Requirement:
Look through the data below for the string "JSON", and copy every line where it turns up.

==== Data for this exercise

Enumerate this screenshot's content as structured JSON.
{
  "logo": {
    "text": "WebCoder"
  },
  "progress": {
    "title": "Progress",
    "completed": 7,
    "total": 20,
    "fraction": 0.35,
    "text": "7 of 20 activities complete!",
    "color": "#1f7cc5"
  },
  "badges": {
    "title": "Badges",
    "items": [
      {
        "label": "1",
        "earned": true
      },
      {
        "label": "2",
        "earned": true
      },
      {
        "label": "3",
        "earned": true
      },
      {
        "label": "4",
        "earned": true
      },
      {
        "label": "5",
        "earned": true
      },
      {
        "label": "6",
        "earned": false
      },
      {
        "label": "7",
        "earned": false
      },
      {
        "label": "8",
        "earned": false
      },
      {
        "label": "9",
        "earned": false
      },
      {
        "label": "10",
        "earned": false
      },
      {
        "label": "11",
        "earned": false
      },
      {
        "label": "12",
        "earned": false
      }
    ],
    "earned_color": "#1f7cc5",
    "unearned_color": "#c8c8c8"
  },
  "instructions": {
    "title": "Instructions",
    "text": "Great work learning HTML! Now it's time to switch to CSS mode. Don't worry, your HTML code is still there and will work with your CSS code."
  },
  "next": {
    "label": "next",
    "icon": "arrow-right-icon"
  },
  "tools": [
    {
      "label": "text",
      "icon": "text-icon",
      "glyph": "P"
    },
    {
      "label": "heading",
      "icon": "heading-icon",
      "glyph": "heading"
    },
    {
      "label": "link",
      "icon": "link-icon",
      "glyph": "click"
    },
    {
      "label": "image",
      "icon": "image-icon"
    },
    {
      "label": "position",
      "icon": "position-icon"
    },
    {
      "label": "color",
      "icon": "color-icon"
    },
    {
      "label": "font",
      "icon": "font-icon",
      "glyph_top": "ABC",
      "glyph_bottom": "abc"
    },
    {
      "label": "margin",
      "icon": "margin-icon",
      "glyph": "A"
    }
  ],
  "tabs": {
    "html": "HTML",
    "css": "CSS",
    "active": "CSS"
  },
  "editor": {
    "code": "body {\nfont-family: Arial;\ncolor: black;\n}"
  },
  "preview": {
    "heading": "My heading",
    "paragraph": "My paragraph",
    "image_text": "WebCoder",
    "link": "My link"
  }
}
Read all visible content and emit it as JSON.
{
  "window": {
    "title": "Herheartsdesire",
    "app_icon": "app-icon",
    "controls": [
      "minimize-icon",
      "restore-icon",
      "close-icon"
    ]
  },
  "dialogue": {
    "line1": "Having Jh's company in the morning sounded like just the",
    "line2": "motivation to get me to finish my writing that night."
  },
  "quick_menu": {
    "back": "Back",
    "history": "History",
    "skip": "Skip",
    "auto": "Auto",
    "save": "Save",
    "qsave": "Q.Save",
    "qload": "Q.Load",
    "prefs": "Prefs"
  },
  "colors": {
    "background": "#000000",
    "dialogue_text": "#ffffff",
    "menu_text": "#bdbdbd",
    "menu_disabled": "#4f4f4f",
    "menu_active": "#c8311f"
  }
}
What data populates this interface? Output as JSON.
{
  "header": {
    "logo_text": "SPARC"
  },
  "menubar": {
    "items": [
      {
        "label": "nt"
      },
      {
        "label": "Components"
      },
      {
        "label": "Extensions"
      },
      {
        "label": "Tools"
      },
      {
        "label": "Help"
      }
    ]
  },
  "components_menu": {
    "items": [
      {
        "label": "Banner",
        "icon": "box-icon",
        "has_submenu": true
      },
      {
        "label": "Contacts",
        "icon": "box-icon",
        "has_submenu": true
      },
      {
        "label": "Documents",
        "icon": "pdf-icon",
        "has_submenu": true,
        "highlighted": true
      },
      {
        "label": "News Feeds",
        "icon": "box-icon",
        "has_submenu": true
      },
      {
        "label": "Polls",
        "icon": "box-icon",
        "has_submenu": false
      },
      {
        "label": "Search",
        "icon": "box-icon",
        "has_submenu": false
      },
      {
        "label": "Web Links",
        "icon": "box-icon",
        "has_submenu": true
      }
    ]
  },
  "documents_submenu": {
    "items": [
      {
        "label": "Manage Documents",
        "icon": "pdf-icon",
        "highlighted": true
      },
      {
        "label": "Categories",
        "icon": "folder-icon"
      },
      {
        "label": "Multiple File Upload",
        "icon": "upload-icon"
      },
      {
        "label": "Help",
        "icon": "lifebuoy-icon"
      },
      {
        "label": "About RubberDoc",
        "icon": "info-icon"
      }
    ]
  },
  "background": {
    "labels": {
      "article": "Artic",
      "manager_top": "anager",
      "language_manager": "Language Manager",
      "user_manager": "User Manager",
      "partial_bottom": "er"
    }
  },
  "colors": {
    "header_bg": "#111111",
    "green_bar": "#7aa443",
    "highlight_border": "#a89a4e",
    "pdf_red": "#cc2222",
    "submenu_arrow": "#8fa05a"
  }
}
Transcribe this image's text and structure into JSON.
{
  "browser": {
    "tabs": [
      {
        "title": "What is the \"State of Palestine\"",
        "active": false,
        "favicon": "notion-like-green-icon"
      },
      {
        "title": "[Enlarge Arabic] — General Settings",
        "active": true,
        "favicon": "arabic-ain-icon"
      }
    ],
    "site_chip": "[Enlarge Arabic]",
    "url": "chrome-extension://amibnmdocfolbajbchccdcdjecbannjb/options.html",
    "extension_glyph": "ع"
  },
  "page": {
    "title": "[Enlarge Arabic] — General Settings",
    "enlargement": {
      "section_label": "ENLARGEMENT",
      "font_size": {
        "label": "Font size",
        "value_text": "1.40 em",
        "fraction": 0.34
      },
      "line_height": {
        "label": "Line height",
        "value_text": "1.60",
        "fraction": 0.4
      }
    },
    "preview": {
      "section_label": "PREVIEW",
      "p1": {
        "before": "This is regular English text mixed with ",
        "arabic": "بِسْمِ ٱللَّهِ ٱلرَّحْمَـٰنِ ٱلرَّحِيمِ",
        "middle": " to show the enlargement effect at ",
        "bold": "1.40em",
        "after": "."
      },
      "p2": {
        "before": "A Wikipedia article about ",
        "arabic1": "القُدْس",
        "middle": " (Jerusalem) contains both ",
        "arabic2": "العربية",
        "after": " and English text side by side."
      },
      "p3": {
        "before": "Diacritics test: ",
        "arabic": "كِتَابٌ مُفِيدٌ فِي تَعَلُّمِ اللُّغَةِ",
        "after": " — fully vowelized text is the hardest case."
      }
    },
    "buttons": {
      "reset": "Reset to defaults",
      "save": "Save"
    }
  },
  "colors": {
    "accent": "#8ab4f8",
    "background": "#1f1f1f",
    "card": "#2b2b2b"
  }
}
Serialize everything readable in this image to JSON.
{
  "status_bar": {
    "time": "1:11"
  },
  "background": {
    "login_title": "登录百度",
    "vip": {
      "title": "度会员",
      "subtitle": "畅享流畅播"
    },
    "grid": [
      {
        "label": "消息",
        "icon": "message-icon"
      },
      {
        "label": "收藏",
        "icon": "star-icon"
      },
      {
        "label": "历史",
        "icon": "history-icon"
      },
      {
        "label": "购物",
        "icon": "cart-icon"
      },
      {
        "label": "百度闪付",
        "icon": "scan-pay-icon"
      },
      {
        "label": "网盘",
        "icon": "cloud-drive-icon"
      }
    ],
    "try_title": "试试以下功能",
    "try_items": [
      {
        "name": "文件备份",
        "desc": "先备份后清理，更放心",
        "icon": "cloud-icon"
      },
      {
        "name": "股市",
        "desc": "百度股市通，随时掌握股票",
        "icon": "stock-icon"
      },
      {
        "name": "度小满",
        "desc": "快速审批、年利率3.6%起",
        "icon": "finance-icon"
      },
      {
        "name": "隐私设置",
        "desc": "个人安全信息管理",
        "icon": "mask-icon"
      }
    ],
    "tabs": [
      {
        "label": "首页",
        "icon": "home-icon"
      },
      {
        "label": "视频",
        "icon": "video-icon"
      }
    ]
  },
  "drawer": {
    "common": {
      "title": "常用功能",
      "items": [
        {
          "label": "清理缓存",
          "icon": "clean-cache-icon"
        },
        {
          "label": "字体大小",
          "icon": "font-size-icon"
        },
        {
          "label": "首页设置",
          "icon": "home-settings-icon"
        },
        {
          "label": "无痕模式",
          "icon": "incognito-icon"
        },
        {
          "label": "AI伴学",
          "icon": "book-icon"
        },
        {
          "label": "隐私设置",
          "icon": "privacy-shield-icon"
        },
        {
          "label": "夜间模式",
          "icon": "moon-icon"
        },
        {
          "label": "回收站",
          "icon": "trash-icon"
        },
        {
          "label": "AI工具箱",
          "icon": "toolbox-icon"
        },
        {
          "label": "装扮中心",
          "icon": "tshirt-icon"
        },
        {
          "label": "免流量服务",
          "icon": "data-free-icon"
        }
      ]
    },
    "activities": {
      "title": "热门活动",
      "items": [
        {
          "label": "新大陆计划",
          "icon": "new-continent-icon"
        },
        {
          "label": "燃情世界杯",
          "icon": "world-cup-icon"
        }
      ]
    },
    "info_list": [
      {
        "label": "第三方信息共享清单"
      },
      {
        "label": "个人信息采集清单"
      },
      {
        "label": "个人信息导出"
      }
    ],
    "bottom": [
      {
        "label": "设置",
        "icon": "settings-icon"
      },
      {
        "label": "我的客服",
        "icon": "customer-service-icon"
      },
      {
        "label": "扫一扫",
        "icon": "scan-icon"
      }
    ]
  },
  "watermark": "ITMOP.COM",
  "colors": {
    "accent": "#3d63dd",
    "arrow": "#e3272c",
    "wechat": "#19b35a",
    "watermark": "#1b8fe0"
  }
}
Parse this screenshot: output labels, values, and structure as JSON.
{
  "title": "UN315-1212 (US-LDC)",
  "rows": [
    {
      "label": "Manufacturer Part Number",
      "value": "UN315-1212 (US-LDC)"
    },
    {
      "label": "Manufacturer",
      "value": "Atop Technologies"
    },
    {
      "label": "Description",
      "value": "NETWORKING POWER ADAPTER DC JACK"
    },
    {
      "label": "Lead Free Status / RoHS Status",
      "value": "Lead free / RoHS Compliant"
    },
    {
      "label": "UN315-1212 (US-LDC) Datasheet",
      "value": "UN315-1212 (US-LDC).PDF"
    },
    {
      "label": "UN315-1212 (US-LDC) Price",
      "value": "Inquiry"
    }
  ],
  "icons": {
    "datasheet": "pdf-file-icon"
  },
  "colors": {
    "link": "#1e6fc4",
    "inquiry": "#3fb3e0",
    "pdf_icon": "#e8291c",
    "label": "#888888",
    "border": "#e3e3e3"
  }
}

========

Your solution:
Enumerate this screenshot's content as structured JSON.
Read all visible content and emit it as JSON.
What data populates this interface? Output as JSON.
Transcribe this image's text and structure into JSON.
Serialize everything readable in this image to JSON.
Parse this screenshot: output labels, values, and structure as JSON.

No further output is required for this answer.